Climate change threatens the well-being of future generations. If humankind simply continues its current way of life, global average temperature will likely rise by at least 4°C (7.2°F), and sea-levels will rise by several feet as the end of the century approaches, causing flooding of many huge coastal cities such as Guangzhou (China), Mumbai and Kolkata (India), New York City and Tampa, Florida (USA), and Abidjan (Ivory Coast). Even if humanity stops burning fossil fuels, the warming and corresponding sea-level rise will continue for many centuries, inundating coastal areas everywhere.
World leaders realized that climate change could jeopardize the survival of human civilization and agreed at the 2015 Climate Change Conference in Paris, that everything must be done to keep the warming “well below 2°C (3.6°F)” compared to pre-industrial levels and as close to 1.5°C as possible. However, even if all the countries of the world keep their Paris Conference commitments to cut emissions, the Earth will likely warm by almost 3°C, a scenario in which Small Island States will be doomed, and many places around the world will become uninhabitable.
Global warming is caused by greenhouse gas emissions from human activity, mainly from the burning of fossil fuels–coal, oil, and gas—and from deforestation and agriculture, especially the raising of livestock. While there are some poor people who are forced to cut down forests for survival, it is the wealthier people of the world who are primarily responsible for climate change. The huge and growing number of people driving cars, flying to vacations, and buying lots of clothing, meat, electronic gadgets, and other stuff have overburdened the Earth’s natural systems. Humanity has overstepped our planet’s boundaries.
A century and a half ago, Baha’u’llah, the prophet and founder of the Baha’i Faith, called on humankind to observe justice and not to allow material civilization to exceed the bounds of moderation:
Whoso cleaveth to justice, can, under no circumstances, transgress the limits of moderation. … The civilization, so often vaunted by the learned exponents of arts and sciences, will, if allowed to overleap the bounds of moderation, bring great evil upon men. … If carried to excess, civilization will prove as prolific a source of evil as it had been of goodness when kept within the restraints of moderation. …The day is approaching when its flame will devour the cities, … – Gleanings from the Writings of Baha’u’llah, pp. 342-343.

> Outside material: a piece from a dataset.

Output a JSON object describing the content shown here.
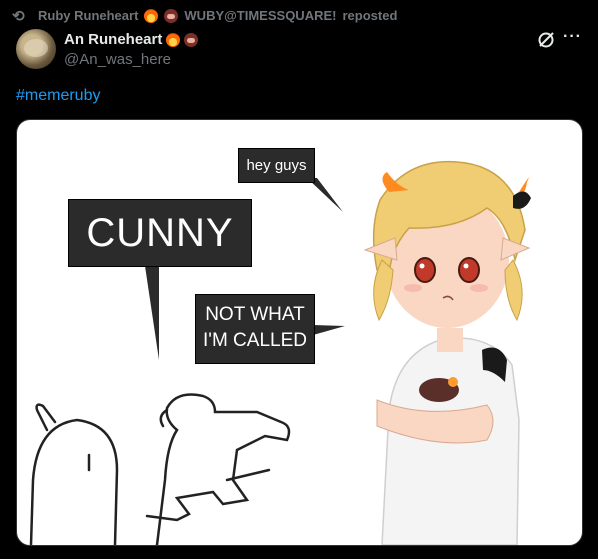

Since Baha’u’llah wrote these words, humanity has clearly overleapt “the bounds of moderation in civilization” in many ways—and now our material civilization is bringing “great evil upon men.” Justice demands that we live with more moderation.
The problem: most of us living in developed countries are embedded in a culture of materialism and consumerism. We have lost the sense of what a moderate life-style should entail, and we, to a large part unknowingly, contribute to the misery of others and ourselves by participating in what we consider to be the “normal” life of our society. That must change, and it can if we wake up and start promoting climate justice. There are many things we can do:
- Learn more about climate change and how it affects people and the planet, and stand up for the truth.
- Raise awareness of our spiritual obligation to work for justice.
- Moderate our own life-styles by buying less stuff and consuming responsibly.
- Promote environmentally friendly practices in our family and community.
- Support meaningful climate action in your community or country.
The Wilmette Institute will offer an 8-week online course on Climate Change starting 15 April. The course provides a basic scientific understanding of the causes and impacts of climate change, discusses its ethical challenges, and relates them to the spiritual teachings of the world’s religions, particularly the Baha’i Faith. Scholarships are available to those who need them. Everyone is welcome to join.